Wear a Helmet
This is probably the most important tip on this list and also the most obvious. Helmets save lives and prevent long-term or permanent brain damage. While 31 states don’t require wearing a helmet, you’re about 40 percent more likely to survive a crash if you’re wearing one.
Gloves, boots, pants, and a jacket are all necessary to protect you from nearly whatever the road can throw at you. Even just a simple spill can give you pretty bad road rash if you’re not wearing the right gear, to say nothing of a nasty accident. Denim and a t-shirt will just leave you with less skin than you want so you’ll want to invest in some leather accessories.
According to Scherline And Associates, most accidents between a car and a motorcycle are the car driver’s fault, mostly due to violating right-of-way rules. Assume that drivers will not see you, whether when they’re changing lanes, at an intersection, or pulling out of a parking lot. Also, scan for things up ahead that might cause traffic patterns to change quickly (such as construction or an accident). It sounds intimidating, but the awareness does become second nature pretty quickly and can even save your life.
Be Road Ready
Before you set out, walk your bike, and make sure it’s ready to go. Check the chain or the belt to make sure they’re in good condition and moving smoothly. Tires need to be in good shape and inflated to the right pressure. When you get on the bike, make sure the mirrors are adjusted properly as well.
Learn From a Pro
Learning to ride a motorcycle is not something you should try to learn on your own, or something your buddy can teach you. Look into a rider class through the Motorcycle Safety Foundation or a similar group. You learn the basics, laws for your state, and may even get a break on your insurance.

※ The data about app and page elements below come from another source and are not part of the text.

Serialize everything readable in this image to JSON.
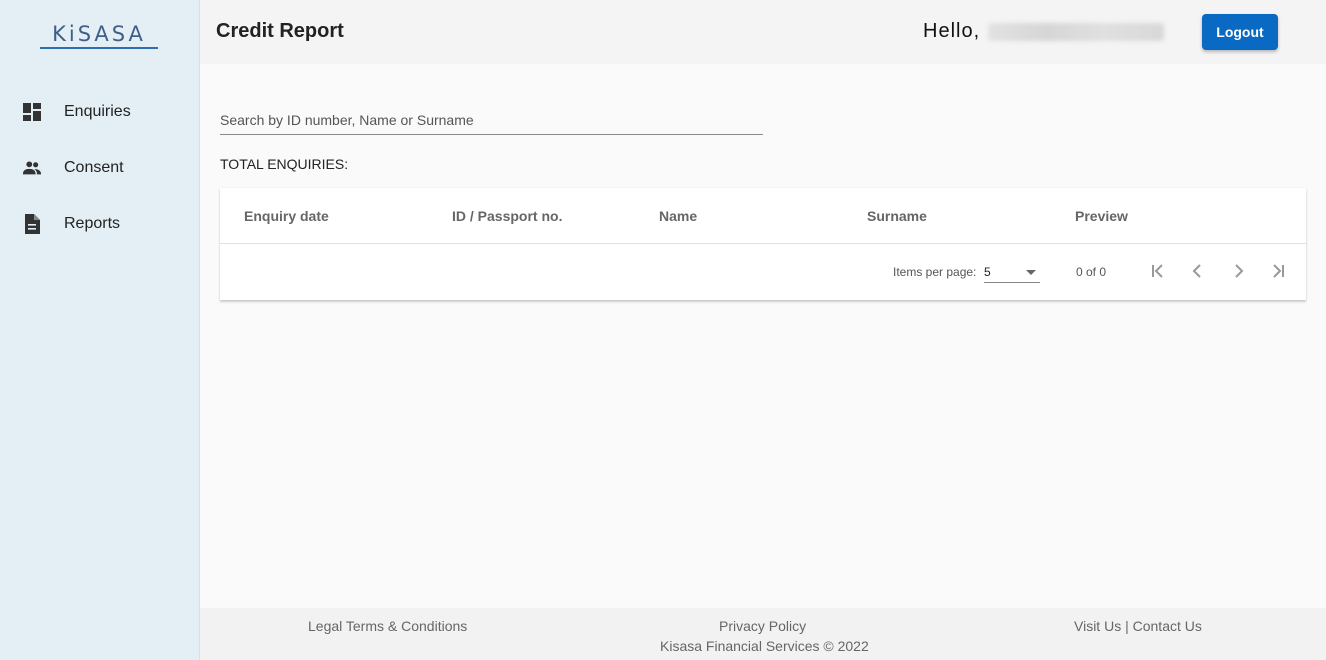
{
  "brand": {
    "logo_text": "KiSASA"
  },
  "sidebar": {
    "items": [
      {
        "label": "Enquiries",
        "icon": "dashboard-icon"
      },
      {
        "label": "Consent",
        "icon": "people-icon"
      },
      {
        "label": "Reports",
        "icon": "description-icon"
      }
    ]
  },
  "header": {
    "title": "Credit Report",
    "greeting": "Hello,",
    "logout_label": "Logout",
    "accent_color": "#0a69c2"
  },
  "search": {
    "placeholder": "Search by ID number, Name or Surname",
    "value": ""
  },
  "summary": {
    "total_label": "TOTAL ENQUIRIES:"
  },
  "table": {
    "columns": [
      "Enquiry date",
      "ID / Passport no.",
      "Name",
      "Surname",
      "Preview"
    ],
    "rows": []
  },
  "paginator": {
    "items_per_page_label": "Items per page:",
    "items_per_page": "5",
    "range_label": "0 of 0"
  },
  "footer": {
    "legal": "Legal Terms & Conditions",
    "privacy": "Privacy Policy",
    "visit": "Visit Us",
    "separator": "|",
    "contact": "Contact Us",
    "copyright": "Kisasa Financial Services © 2022"
  }
}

Safety isn’t the first thing people think about when getting a motorcycle, but it should be. Staying safe when you ride will ensure you’ll be riding for years to come.
Brooke Chaplan is a freelance writer, recent graduate from the University of New Mexico, and avid runner. She loves to blog about fitness, health, home and family. Contact her via twitter @BrookeChaplan.